Task prompt » Filter the records down to the lines that hold the word "third", and copy each of those lines.

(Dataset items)
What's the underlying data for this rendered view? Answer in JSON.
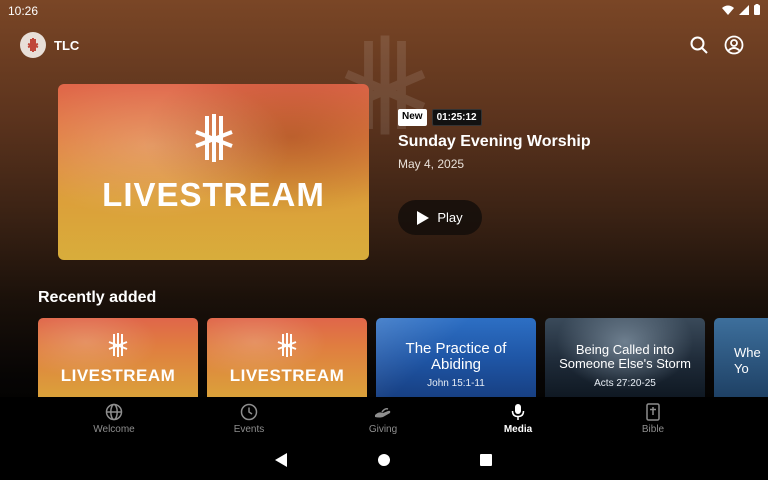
{
  "status_bar": {
    "time": "10:26"
  },
  "app": {
    "name": "TLC"
  },
  "hero": {
    "thumbnail_text": "LIVESTREAM",
    "badge_new": "New",
    "duration": "01:25:12",
    "title": "Sunday Evening Worship",
    "date": "May 4, 2025",
    "play_label": "Play"
  },
  "recently_added": {
    "title": "Recently added",
    "items": [
      {
        "kind": "livestream",
        "text": "LIVESTREAM"
      },
      {
        "kind": "livestream",
        "text": "LIVESTREAM"
      },
      {
        "kind": "sermon",
        "title": "The Practice of Abiding",
        "reference": "John 15:1-11"
      },
      {
        "kind": "sermon",
        "title": "Being Called into Someone Else's Storm",
        "reference": "Acts 27:20-25"
      },
      {
        "kind": "partial",
        "title": "Whe Yo"
      }
    ]
  },
  "bottom_nav": {
    "items": [
      {
        "label": "Welcome",
        "icon": "globe-icon"
      },
      {
        "label": "Events",
        "icon": "clock-icon"
      },
      {
        "label": "Giving",
        "icon": "giving-hand-icon"
      },
      {
        "label": "Media",
        "icon": "microphone-icon",
        "active": true
      },
      {
        "label": "Bible",
        "icon": "bible-icon"
      }
    ]
  },
  "colors": {
    "accent_orange": "#e07d40",
    "accent_gold": "#d8ad3b",
    "header_brown": "#7a4626",
    "nav_inactive": "#8e8e8e"
  }
}
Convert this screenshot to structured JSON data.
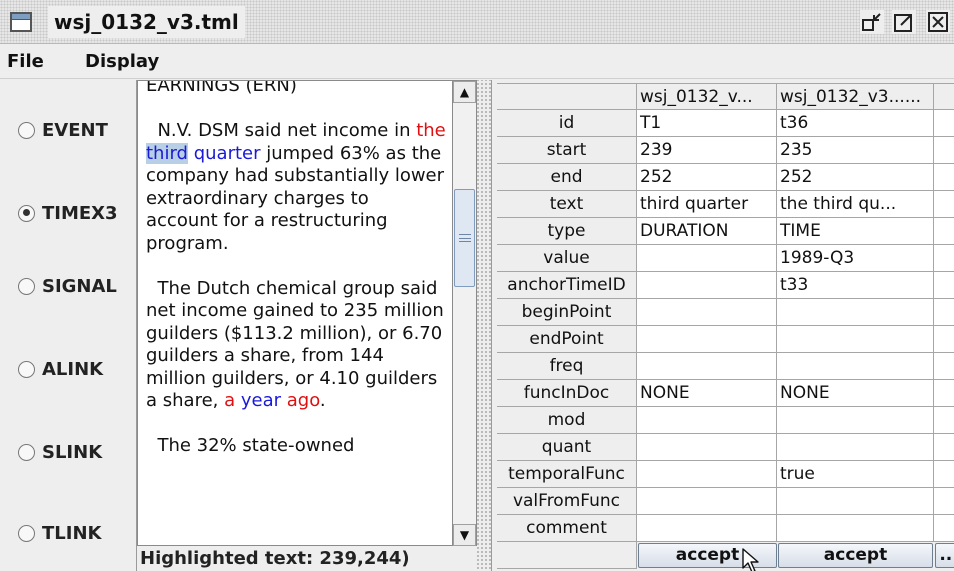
{
  "window": {
    "title": "wsj_0132_v3.tml",
    "icons": [
      "window-menu-icon",
      "minimize-icon",
      "maximize-icon",
      "close-icon"
    ]
  },
  "menu": {
    "file": "File",
    "display": "Display"
  },
  "tag_types": [
    {
      "label": "EVENT",
      "selected": false
    },
    {
      "label": "TIMEX3",
      "selected": true
    },
    {
      "label": "SIGNAL",
      "selected": false
    },
    {
      "label": "ALINK",
      "selected": false
    },
    {
      "label": "SLINK",
      "selected": false
    },
    {
      "label": "TLINK",
      "selected": false
    }
  ],
  "document": {
    "top_line": "EARNINGS (ERN)",
    "p1": {
      "a": "N.V. DSM said net income in ",
      "the": "the",
      "third": "third",
      "quarter": "quarter",
      "b": " jumped 63% as the company had substantially lower extraordinary charges to account for a restructuring program."
    },
    "p2": {
      "a": "The Dutch chemical group said net income gained to 235 million guilders ($113.2 million), or 6.70 guilders a share, from 144 million guilders, or 4.10 guilders a share, ",
      "a_word": "a",
      "year": "year",
      "ago": "ago",
      "b": "."
    },
    "p3": "The 32% state-owned"
  },
  "status": {
    "text": "Highlighted text: 239,244)"
  },
  "table": {
    "columns": [
      "wsj_0132_v...",
      "wsj_0132_v3......",
      ""
    ],
    "rows": [
      {
        "attr": "id",
        "c1": "T1",
        "c2": "t36"
      },
      {
        "attr": "start",
        "c1": "239",
        "c2": "235"
      },
      {
        "attr": "end",
        "c1": "252",
        "c2": "252"
      },
      {
        "attr": "text",
        "c1": "third quarter",
        "c2": "the third qu..."
      },
      {
        "attr": "type",
        "c1": "DURATION",
        "c2": "TIME"
      },
      {
        "attr": "value",
        "c1": "",
        "c2": "1989-Q3"
      },
      {
        "attr": "anchorTimeID",
        "c1": "",
        "c2": "t33"
      },
      {
        "attr": "beginPoint",
        "c1": "",
        "c2": ""
      },
      {
        "attr": "endPoint",
        "c1": "",
        "c2": ""
      },
      {
        "attr": "freq",
        "c1": "",
        "c2": ""
      },
      {
        "attr": "funcInDoc",
        "c1": "NONE",
        "c2": "NONE"
      },
      {
        "attr": "mod",
        "c1": "",
        "c2": ""
      },
      {
        "attr": "quant",
        "c1": "",
        "c2": ""
      },
      {
        "attr": "temporalFunc",
        "c1": "",
        "c2": "true"
      },
      {
        "attr": "valFromFunc",
        "c1": "",
        "c2": ""
      },
      {
        "attr": "comment",
        "c1": "",
        "c2": ""
      }
    ],
    "buttons": [
      "accept",
      "accept",
      "..."
    ]
  }
}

Result of this task »
      "third": "third",
        "c1": "third quarter",
        "c2": "the third qu..."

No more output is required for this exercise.